It was dissolved on 30 January 1934. After the Second World War, the new Constitution of Bavaria was enacted and the first new Landtag elections took place on 1 December 1946. Between 1946 and 1999 there was again the Senate of Bavaria; the Bavarian Landtag is elected through personalized proportional representation with 90 Constituencies, but unlike the Bundestag, the seven Administrative Districts are serving as "Electoral Regions" with a fixed number of seats allocated, flexible regional lists are used and both votes count regarding the proportional results so that the "lost" Constituency votes count. Constituency candidates are also List candidates of their Party and thus able to gain enough votes to have a chance of entering the Landtag through their list though they could not win their Constituency; the state government is formed by the CSU. Markus Söder has been Minister-President of Bavaria since March 2018, when he succeeded Horst Seehofer; the CSU has dominated the Bavarian Landtag for nearly the entire post-war period.

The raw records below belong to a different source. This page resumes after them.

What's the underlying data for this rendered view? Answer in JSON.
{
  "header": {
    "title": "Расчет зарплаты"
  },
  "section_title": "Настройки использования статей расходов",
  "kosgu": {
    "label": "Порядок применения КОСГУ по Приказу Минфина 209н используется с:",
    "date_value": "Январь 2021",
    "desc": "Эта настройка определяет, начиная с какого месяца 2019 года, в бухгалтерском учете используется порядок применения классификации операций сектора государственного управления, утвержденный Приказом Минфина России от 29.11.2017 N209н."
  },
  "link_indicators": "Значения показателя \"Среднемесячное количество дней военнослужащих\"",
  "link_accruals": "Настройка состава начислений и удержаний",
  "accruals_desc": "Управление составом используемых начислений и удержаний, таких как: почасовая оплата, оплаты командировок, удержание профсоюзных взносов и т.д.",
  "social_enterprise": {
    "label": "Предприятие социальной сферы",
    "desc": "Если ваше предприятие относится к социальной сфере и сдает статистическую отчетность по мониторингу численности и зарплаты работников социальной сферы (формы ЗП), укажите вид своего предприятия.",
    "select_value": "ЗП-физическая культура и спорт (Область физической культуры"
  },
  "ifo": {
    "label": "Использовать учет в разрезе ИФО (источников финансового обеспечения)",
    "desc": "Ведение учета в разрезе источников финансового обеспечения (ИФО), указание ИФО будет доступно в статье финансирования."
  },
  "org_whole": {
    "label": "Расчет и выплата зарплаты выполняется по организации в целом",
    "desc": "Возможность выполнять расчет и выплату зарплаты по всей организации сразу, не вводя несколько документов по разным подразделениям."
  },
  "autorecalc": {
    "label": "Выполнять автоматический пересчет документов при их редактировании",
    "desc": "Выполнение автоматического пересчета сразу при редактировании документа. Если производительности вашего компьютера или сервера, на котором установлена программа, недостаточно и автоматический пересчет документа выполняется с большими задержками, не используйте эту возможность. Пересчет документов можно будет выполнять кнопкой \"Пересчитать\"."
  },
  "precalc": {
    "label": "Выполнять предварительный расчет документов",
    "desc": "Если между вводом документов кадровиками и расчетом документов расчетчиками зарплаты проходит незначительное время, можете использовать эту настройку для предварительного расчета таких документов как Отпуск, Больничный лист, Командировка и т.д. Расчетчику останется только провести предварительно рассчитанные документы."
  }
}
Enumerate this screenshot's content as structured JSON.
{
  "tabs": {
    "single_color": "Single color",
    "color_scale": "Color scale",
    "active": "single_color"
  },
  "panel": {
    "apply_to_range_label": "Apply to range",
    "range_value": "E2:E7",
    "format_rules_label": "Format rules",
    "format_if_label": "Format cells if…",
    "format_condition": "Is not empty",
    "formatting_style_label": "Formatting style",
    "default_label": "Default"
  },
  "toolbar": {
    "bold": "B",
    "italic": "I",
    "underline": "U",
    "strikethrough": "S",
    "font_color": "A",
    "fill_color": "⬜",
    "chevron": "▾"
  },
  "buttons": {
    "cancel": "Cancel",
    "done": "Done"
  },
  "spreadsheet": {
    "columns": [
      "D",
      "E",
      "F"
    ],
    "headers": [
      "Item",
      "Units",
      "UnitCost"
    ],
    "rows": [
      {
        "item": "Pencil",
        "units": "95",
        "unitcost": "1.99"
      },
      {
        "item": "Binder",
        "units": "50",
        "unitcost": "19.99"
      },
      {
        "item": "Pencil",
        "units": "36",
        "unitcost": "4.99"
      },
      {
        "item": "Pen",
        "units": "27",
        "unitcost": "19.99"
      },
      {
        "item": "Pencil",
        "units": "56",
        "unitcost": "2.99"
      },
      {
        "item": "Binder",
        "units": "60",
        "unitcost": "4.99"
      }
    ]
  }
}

The CSU's 2003 election victory was the first time in the history of the Federal Republic of Germany that any party had won a two-thirds majority of seats in an assembly at any level. Five years in 2008, the CSU saw a stunning reversal of fortunes, failed to win a majority of seats in Bavaria for the first time in 46 years. In the aftermath of this result, the SPD floated the idea that the four other parties should all unite to form a government excluding the CSU, as it had "lost its mandate to lead": however, the FDP were not interested. Source:"Wahlergebnisse seit 1946". Bavarian Landtag. Retrieved 6 June 2008. Parties: AfD: Alternative for Germany – Alternative für Deutschland BP: Bavaria Party – Bayernpartei CSU: Christian Social Union of Bavaria – Christlich Soziale Union Bayerns FDP: Free Democratic Party – Freie Demokratische Partei FW: Independents – Freie Wähler GB/BHE: All-German Bloc/League of Expellees and Deprived of Rights – Gesamtdeutscher Block/Block der Heimatvertriebenen und Entrechteten B'90/Grüne: Alliance'90/The Greens – Bündnis 90/Die Grünen KPD: Communist Party of Germany – Kommunistische Partei Deutschlands NPD: National Democratic Party of Germany – Nationaldemokratische Partei Deutschlands ÖDP: Ecological Democratic Party – Ökologisch-Demokratische Partei REP: The Republicans – Die Republikaner SPD: Social Democratic Party of Germany – Sozialdemokratische Partei Deutschland WAV: Wirtschaftliche Aufbau Vereinigung Bavarian Landtag elections in the Weimar Republic Bavarian state election, 1998 Bavarian state election, 2003 Bavarian state election, 2008 Bavarian state election, 2013 Bavarian state election, 2018 Official website of the Bavarian Landtag Official website of the Bavarian Landtag Landeswahlgesetz – Laws and regulations governing elections in Bavaria Website of the Bavarian government Website of the Bavarian government